=== Requirement ===
Go through the records and report each line in which the word "data" occurs.

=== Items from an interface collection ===
· · · · · · ·

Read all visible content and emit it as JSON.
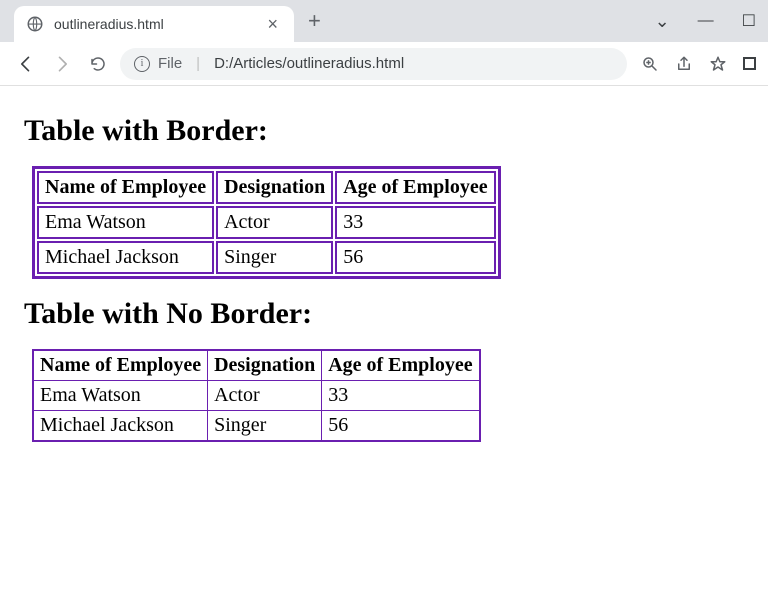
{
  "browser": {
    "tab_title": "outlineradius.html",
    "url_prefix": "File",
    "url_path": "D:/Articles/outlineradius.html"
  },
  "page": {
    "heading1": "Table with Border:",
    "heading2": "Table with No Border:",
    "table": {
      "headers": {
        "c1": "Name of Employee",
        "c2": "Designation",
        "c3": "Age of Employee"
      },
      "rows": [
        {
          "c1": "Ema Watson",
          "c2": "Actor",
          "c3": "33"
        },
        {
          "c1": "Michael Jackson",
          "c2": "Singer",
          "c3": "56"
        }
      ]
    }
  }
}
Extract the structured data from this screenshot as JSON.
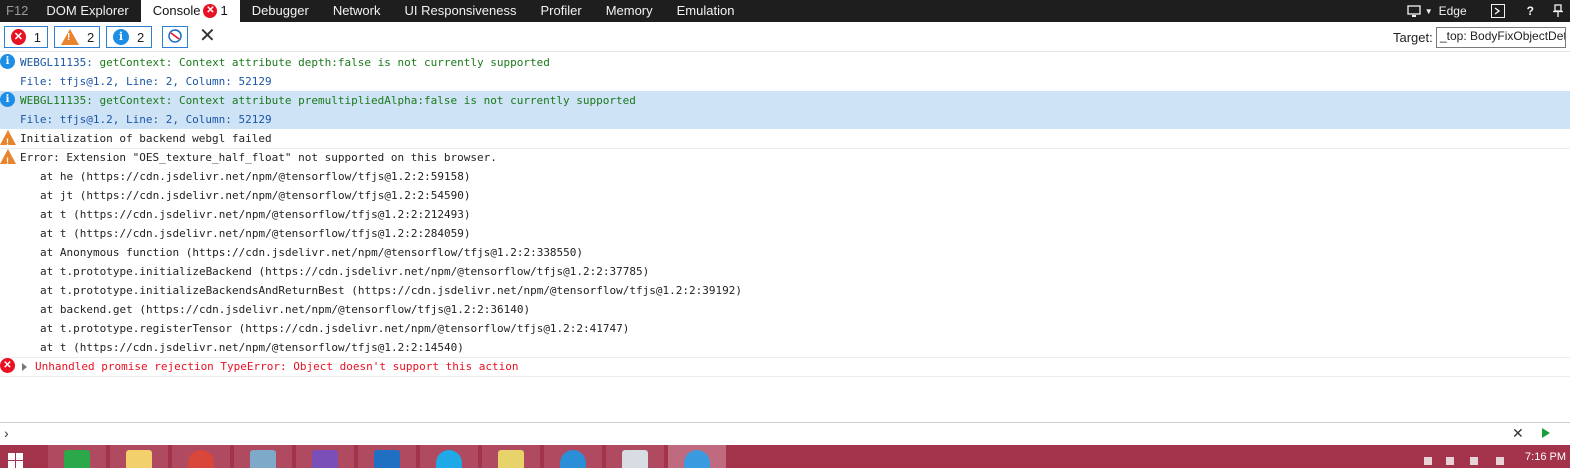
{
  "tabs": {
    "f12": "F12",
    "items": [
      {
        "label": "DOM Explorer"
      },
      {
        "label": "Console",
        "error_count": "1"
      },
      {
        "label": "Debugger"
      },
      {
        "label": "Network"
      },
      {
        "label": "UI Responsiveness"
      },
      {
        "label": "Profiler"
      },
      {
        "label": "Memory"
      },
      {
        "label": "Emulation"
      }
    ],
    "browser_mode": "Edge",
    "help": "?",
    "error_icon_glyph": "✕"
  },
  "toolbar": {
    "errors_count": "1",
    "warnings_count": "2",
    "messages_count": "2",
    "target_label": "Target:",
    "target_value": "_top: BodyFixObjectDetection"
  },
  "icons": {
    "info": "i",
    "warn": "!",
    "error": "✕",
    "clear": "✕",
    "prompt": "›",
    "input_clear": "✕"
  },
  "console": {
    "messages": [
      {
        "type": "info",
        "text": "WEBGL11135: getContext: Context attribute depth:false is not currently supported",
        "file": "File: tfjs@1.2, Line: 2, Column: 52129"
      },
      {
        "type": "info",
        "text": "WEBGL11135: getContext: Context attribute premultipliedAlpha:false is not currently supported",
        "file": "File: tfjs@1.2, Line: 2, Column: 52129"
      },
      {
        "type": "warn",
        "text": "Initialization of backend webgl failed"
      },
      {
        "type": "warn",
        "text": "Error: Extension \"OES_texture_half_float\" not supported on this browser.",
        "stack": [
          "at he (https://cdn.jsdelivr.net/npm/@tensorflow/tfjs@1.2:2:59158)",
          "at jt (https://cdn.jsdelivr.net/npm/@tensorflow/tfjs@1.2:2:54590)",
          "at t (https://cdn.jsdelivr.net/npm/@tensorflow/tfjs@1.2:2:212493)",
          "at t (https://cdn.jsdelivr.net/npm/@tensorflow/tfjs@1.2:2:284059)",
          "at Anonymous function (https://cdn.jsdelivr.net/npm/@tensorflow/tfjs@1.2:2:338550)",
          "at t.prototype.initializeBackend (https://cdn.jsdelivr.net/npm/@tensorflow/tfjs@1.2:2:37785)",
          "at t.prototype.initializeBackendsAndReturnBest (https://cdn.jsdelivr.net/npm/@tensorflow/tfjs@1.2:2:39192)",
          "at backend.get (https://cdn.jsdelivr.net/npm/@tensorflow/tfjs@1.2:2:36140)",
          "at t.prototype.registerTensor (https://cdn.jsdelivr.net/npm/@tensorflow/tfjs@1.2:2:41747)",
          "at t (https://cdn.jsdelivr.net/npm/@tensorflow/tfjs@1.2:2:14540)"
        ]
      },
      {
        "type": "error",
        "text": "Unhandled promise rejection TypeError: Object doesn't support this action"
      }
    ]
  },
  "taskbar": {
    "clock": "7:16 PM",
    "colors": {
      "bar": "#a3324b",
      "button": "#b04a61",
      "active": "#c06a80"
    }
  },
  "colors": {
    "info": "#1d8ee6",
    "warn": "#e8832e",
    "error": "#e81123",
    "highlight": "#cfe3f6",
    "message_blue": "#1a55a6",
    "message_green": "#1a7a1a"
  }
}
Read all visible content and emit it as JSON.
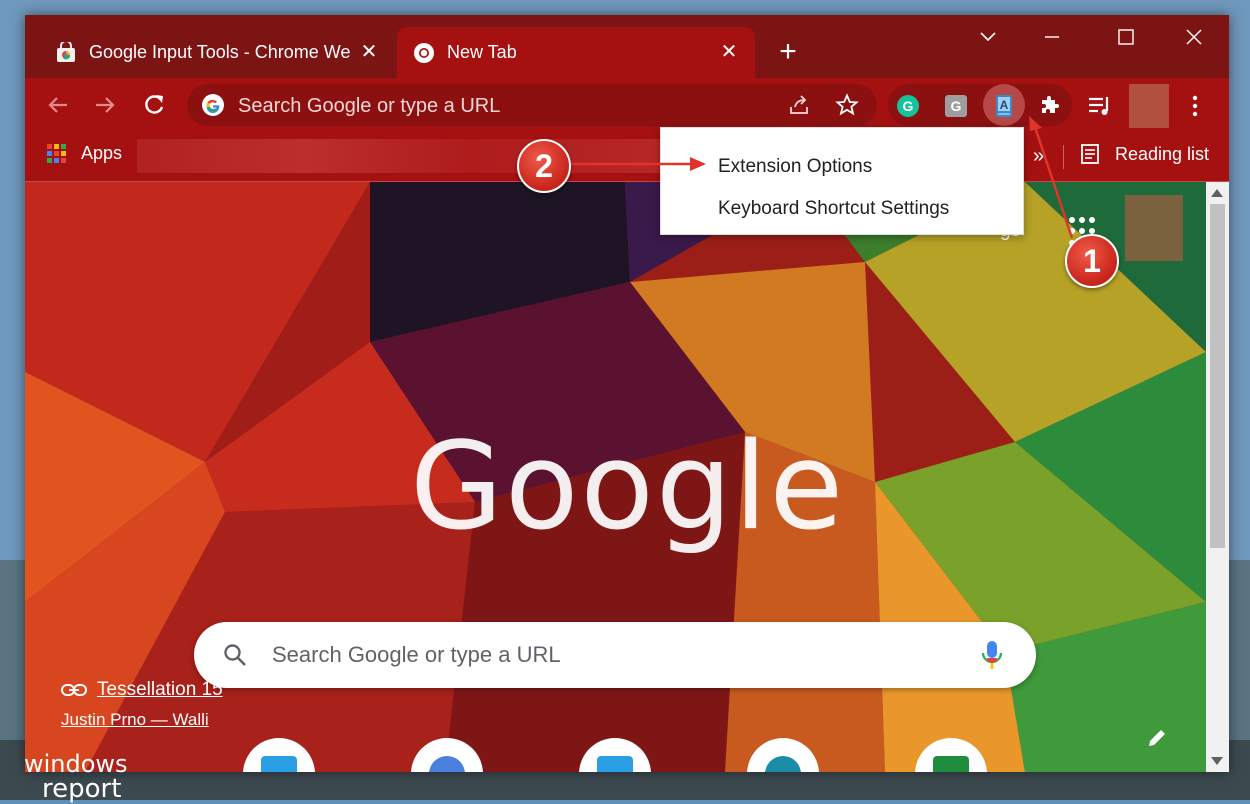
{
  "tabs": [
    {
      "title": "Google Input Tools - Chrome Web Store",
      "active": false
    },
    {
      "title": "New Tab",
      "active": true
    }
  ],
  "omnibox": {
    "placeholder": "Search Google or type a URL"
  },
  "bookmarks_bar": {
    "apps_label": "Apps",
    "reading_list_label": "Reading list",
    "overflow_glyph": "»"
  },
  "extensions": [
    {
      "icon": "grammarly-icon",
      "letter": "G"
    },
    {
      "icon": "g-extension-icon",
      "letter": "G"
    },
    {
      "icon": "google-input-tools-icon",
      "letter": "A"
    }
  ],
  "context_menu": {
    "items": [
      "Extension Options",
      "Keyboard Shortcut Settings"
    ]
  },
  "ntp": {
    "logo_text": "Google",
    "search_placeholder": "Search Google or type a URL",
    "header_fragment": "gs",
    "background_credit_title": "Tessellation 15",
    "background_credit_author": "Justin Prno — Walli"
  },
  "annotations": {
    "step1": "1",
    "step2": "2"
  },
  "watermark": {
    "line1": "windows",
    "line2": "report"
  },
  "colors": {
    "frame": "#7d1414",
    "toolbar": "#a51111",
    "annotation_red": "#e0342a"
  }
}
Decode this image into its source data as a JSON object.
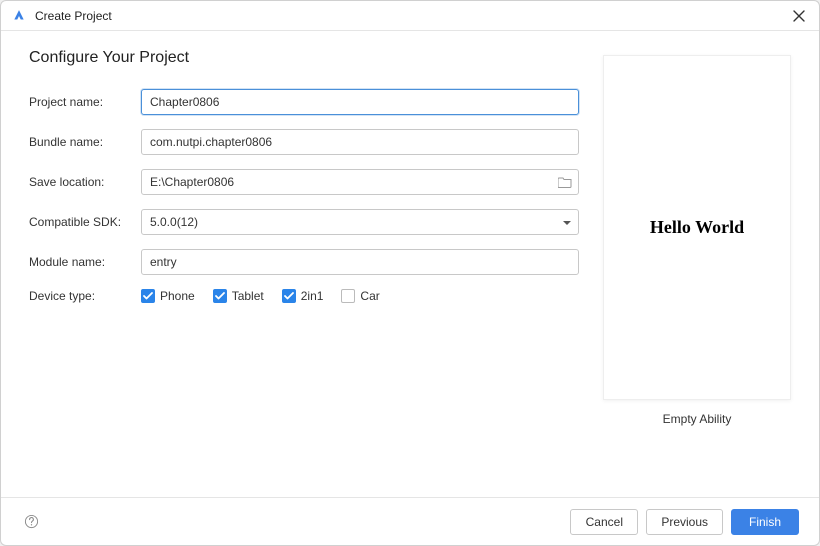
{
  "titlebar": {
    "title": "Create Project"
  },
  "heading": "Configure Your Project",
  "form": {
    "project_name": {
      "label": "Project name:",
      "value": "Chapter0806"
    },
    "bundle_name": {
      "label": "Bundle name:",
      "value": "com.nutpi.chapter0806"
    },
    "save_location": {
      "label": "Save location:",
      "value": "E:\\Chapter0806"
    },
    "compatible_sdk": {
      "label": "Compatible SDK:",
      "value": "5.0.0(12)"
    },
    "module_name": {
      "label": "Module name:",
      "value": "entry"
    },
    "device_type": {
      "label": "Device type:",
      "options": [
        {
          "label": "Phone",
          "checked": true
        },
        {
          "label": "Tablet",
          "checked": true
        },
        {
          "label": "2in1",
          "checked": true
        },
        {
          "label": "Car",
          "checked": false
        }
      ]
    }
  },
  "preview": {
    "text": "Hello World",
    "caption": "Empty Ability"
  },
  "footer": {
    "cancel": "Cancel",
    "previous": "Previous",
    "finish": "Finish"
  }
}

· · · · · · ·

=== Exercise output ===
Extract the structured data from this screenshot as JSON.
Decode this image into its source data as a JSON object.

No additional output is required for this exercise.